This guide provides information about and links to the most popular and most cited sources for trial advocacy. Topics include opening/closing arguments, pre-trial procedure, trial evidence, examination of witnesses, and jury selection.
Beyond Common Sense addresses the many important and controversial issues that arise from the use of psychological and social science in the courtroom. Each chapter identifies areas of scientific agreement and disagreement, and discusses how psychological science advances our understanding of human behavior beyond common sense.
This book addresses issues of civil jury policy from an empirical perspective. It describes things civil juries do well, things they do not so well, and offers suggestions for improvement. It also discusses the "flashpoints" of the civil justice debate, including medical malpractice, punitive damages, and pain and suffering awards.
This book examines how jurors reach their verdicts in complex civil trials. In particular, the book explores the relationship between "juror factors"--that is, jurors' race, gender, income, education and personal beliefs--and verdicts.
The author examines key aspects of the psychology of jurors, attorneys, judges, and witnesses and analyzes how each person influences the way a case is presented to and received by jurors. The author takes real-life stories from the road and ties them to theory and research from disciplines such as psychology, advertising, marketing, politics, homeland security, and sociology. The goal is to understand human nature as it applies across multiple contexts so you can learn a practical lesson as it applies to the courtroom.
Practical Jury Dynamics reveals the colorful, real-world dynamics of people who are unexpectedly called to jury duty. This book uniquely takes both a “why” and “how-to” approach, presenting jury research and other interdisciplinary findings that both implicitly and explicitly suggest ways to more persuasively communicate with jurors.
The Science of Persuasion provides a thorough guide to the way jurors make decisions, and how you can use that knowledge to convince them that your story of a case is the correct version. This book was written for law students, experienced litigators, and everyone in between who needs to understand the most effective ways to convince a jury, and includes extensive sample voir dire questions, opening and closing statements, and fact patterns.

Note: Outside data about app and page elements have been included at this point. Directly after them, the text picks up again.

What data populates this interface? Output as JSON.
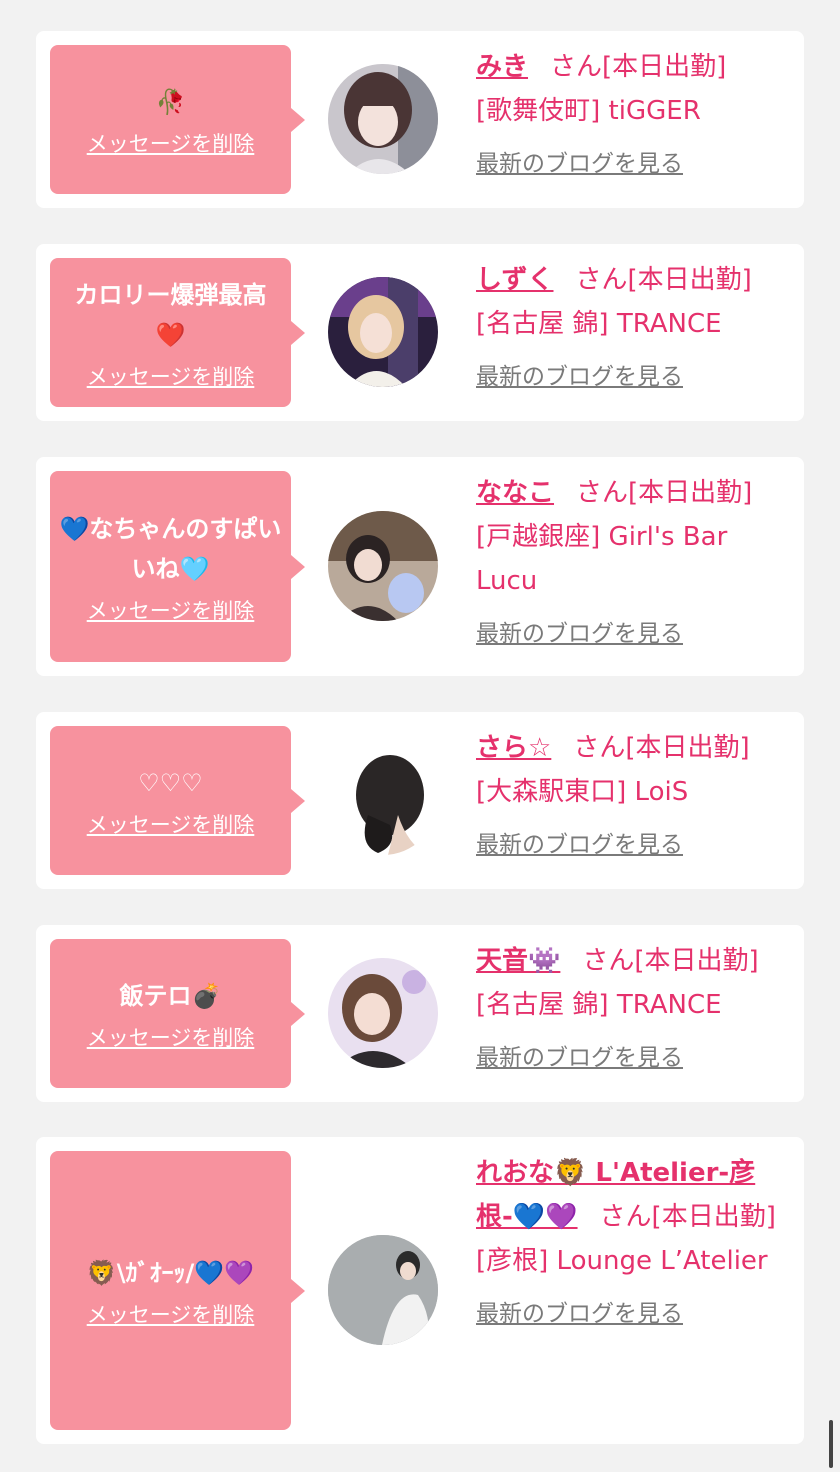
{
  "colors": {
    "page_bg": "#f2f2f2",
    "card_bg": "#ffffff",
    "bubble_bg": "#f7929e",
    "accent_text": "#e5316c",
    "link_gray": "#7a7a7a"
  },
  "labels": {
    "delete_message": "メッセージを削除",
    "view_blog": "最新のブログを見る"
  },
  "items": [
    {
      "message": "🥀",
      "name": "みき",
      "suffix": "さん[本日出勤]",
      "shop": "[歌舞伎町] tiGGER"
    },
    {
      "message": "カロリー爆弾最高❤️",
      "name": "しずく",
      "suffix": "さん[本日出勤]",
      "shop": "[名古屋 錦] TRANCE"
    },
    {
      "message": "💙なちゃんのすぱいいね🩵",
      "name": "ななこ",
      "suffix": "さん[本日出勤]",
      "shop": "[戸越銀座] Girl's Bar Lucu"
    },
    {
      "message": "♡♡♡",
      "name": "さら☆",
      "suffix": "さん[本日出勤]",
      "shop": "[大森駅東口] LoiS"
    },
    {
      "message": "飯テロ💣",
      "name": "天音👾",
      "suffix": "さん[本日出勤]",
      "shop": "[名古屋 錦] TRANCE"
    },
    {
      "message": "🦁\\ｶﾞｵｰｯ/💙💜",
      "name": "れおな🦁 L'Atelier-彦根-💙💜",
      "suffix": "さん[本日出勤]",
      "shop": "[彦根] Lounge L’Atelier"
    }
  ]
}
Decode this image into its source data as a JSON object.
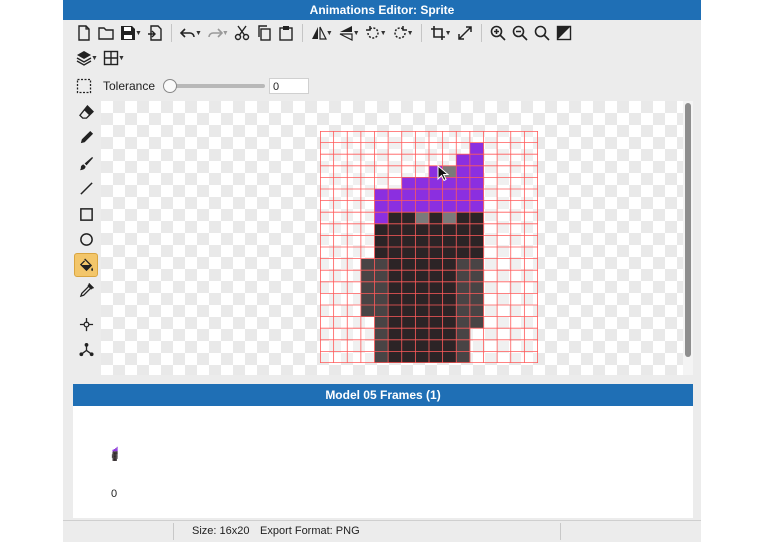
{
  "window": {
    "title": "Animations Editor: Sprite"
  },
  "toolbar_row1": [
    "new-file",
    "open-folder",
    "save",
    "export",
    "undo",
    "redo",
    "cut",
    "copy",
    "paste",
    "flip-horizontal",
    "flip-vertical",
    "rotate-left",
    "rotate-right",
    "crop",
    "resize",
    "zoom-in",
    "zoom-out",
    "zoom-fit",
    "toggle-transparency"
  ],
  "toolbar_row2": [
    "layers",
    "grid"
  ],
  "tolerance": {
    "label": "Tolerance",
    "value": "0",
    "level": 0
  },
  "tools": [
    "eraser",
    "pencil",
    "brush",
    "line",
    "rectangle",
    "ellipse",
    "fill",
    "eyedropper",
    "move-node",
    "skeleton"
  ],
  "active_tool": "fill",
  "sprite": {
    "width": 16,
    "height": 20,
    "palette": {
      "P": "#8b2fe0",
      "L": "#7a7a7a",
      "D": "#2c2426",
      "G": "#494445",
      "W": "#ffffff"
    },
    "rows": [
      "................",
      "...........P....",
      "..........PP....",
      "........PLPP....",
      "......PPPPPP....",
      "....PPPPPPPP....",
      "....PPPPPPPP....",
      "....PDDLDLDD....",
      "....DDDDDDDD....",
      "....DDDDDDDD....",
      "....DDDDDDDD....",
      "...GGDDDDDGG....",
      "...GGDDDDDGG....",
      "...GGDDDDDGG....",
      "...GGDDDDDGG....",
      "...GGDDDDDGG....",
      "....GDDDDDGG....",
      "....GDDDDDG.....",
      "....GDDDDDG.....",
      "....GDDDDDG....."
    ]
  },
  "frames": {
    "title": "Model 05 Frames (1)",
    "items": [
      {
        "index": "0"
      }
    ]
  },
  "status": {
    "size": "Size: 16x20",
    "export_format": "Export Format: PNG"
  },
  "colors": {
    "accent": "#1f6fb5",
    "grid": "#ff5a5a",
    "active_tool": "#f3c66a"
  }
}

This book offers a basic yet comprehensive explanation of the central role of narrative in litigation. It also offers a narrative tool kit that supplements the analytical skills traditionally emphasized in law school as well as practical tips for practicing attorneys that will help them craft their own legal stories.